#### Goal of the exercise:
Each record below must be retyped exactly, with nothing left out.
————————
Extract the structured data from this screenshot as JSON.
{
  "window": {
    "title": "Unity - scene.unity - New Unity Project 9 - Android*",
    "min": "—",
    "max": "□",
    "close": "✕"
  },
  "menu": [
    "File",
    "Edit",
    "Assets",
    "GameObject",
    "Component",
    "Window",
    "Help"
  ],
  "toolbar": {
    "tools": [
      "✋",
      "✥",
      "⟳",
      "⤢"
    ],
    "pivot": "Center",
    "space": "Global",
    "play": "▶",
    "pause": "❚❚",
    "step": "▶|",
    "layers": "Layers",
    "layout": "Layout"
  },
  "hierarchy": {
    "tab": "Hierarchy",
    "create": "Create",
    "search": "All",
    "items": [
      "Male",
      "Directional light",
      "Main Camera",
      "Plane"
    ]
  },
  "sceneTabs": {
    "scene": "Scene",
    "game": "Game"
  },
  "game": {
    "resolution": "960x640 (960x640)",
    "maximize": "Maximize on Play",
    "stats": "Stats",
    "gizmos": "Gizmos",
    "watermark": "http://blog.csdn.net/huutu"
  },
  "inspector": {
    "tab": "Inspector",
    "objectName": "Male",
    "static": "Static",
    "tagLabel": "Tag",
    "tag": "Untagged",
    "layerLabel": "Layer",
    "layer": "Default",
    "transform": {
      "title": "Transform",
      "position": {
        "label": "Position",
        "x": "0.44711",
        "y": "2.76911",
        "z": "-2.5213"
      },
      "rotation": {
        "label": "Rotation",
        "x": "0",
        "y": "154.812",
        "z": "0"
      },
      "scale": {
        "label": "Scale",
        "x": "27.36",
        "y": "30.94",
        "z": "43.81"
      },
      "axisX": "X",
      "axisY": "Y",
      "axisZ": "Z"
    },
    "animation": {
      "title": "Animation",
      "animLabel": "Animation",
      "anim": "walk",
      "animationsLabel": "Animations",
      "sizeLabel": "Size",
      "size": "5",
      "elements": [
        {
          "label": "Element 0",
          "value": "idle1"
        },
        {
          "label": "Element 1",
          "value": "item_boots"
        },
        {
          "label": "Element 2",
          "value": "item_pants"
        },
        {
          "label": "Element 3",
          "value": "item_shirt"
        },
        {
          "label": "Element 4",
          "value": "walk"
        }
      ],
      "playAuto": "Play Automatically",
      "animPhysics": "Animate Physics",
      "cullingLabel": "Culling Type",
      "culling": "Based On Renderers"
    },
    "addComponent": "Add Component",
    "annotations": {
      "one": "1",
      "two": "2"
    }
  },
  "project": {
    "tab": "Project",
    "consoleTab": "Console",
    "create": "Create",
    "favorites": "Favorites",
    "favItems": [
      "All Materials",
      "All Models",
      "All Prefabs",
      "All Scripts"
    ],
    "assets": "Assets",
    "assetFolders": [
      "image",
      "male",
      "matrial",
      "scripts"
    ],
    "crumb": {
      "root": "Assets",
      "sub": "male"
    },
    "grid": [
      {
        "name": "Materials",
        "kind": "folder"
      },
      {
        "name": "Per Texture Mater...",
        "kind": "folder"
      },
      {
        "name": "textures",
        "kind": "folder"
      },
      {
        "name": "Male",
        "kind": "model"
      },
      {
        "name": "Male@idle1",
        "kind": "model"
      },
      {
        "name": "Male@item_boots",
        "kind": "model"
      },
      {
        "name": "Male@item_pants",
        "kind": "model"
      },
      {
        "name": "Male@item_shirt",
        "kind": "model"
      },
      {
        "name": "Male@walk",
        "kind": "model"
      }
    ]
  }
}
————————
#### Problem solution:
Extract the structured data from this screenshot as JSON.
{
  "window": {
    "title": "Unity - scene.unity - New Unity Project 9 - Android*",
    "min": "—",
    "max": "□",
    "close": "✕"
  },
  "menu": [
    "File",
    "Edit",
    "Assets",
    "GameObject",
    "Component",
    "Window",
    "Help"
  ],
  "toolbar": {
    "tools": [
      "✋",
      "✥",
      "⟳",
      "⤢"
    ],
    "pivot": "Center",
    "space": "Global",
    "play": "▶",
    "pause": "❚❚",
    "step": "▶|",
    "layers": "Layers",
    "layout": "Layout"
  },
  "hierarchy": {
    "tab": "Hierarchy",
    "create": "Create",
    "search": "All",
    "items": [
      "Male",
      "Directional light",
      "Main Camera",
      "Plane"
    ]
  },
  "sceneTabs": {
    "scene": "Scene",
    "game": "Game"
  },
  "game": {
    "resolution": "960x640 (960x640)",
    "maximize": "Maximize on Play",
    "stats": "Stats",
    "gizmos": "Gizmos",
    "watermark": "http://blog.csdn.net/huutu"
  },
  "inspector": {
    "tab": "Inspector",
    "objectName": "Male",
    "static": "Static",
    "tagLabel": "Tag",
    "tag": "Untagged",
    "layerLabel": "Layer",
    "layer": "Default",
    "transform": {
      "title": "Transform",
      "position": {
        "label": "Position",
        "x": "0.44711",
        "y": "2.76911",
        "z": "-2.5213"
      },
      "rotation": {
        "label": "Rotation",
        "x": "0",
        "y": "154.812",
        "z": "0"
      },
      "scale": {
        "label": "Scale",
        "x": "27.36",
        "y": "30.94",
        "z": "43.81"
      },
      "axisX": "X",
      "axisY": "Y",
      "axisZ": "Z"
    },
    "animation": {
      "title": "Animation",
      "animLabel": "Animation",
      "anim": "walk",
      "animationsLabel": "Animations",
      "sizeLabel": "Size",
      "size": "5",
      "elements": [
        {
          "label": "Element 0",
          "value": "idle1"
        },
        {
          "label": "Element 1",
          "value": "item_boots"
        },
        {
          "label": "Element 2",
          "value": "item_pants"
        },
        {
          "label": "Element 3",
          "value": "item_shirt"
        },
        {
          "label": "Element 4",
          "value": "walk"
        }
      ],
      "playAuto": "Play Automatically",
      "animPhysics": "Animate Physics",
      "cullingLabel": "Culling Type",
      "culling": "Based On Renderers"
    },
    "addComponent": "Add Component",
    "annotations": {
      "one": "1",
      "two": "2"
    }
  },
  "project": {
    "tab": "Project",
    "consoleTab": "Console",
    "create": "Create",
    "favorites": "Favorites",
    "favItems": [
      "All Materials",
      "All Models",
      "All Prefabs",
      "All Scripts"
    ],
    "assets": "Assets",
    "assetFolders": [
      "image",
      "male",
      "matrial",
      "scripts"
    ],
    "crumb": {
      "root": "Assets",
      "sub": "male"
    },
    "grid": [
      {
        "name": "Materials",
        "kind": "folder"
      },
      {
        "name": "Per Texture Mater...",
        "kind": "folder"
      },
      {
        "name": "textures",
        "kind": "folder"
      },
      {
        "name": "Male",
        "kind": "model"
      },
      {
        "name": "Male@idle1",
        "kind": "model"
      },
      {
        "name": "Male@item_boots",
        "kind": "model"
      },
      {
        "name": "Male@item_pants",
        "kind": "model"
      },
      {
        "name": "Male@item_shirt",
        "kind": "model"
      },
      {
        "name": "Male@walk",
        "kind": "model"
      }
    ]
  }
}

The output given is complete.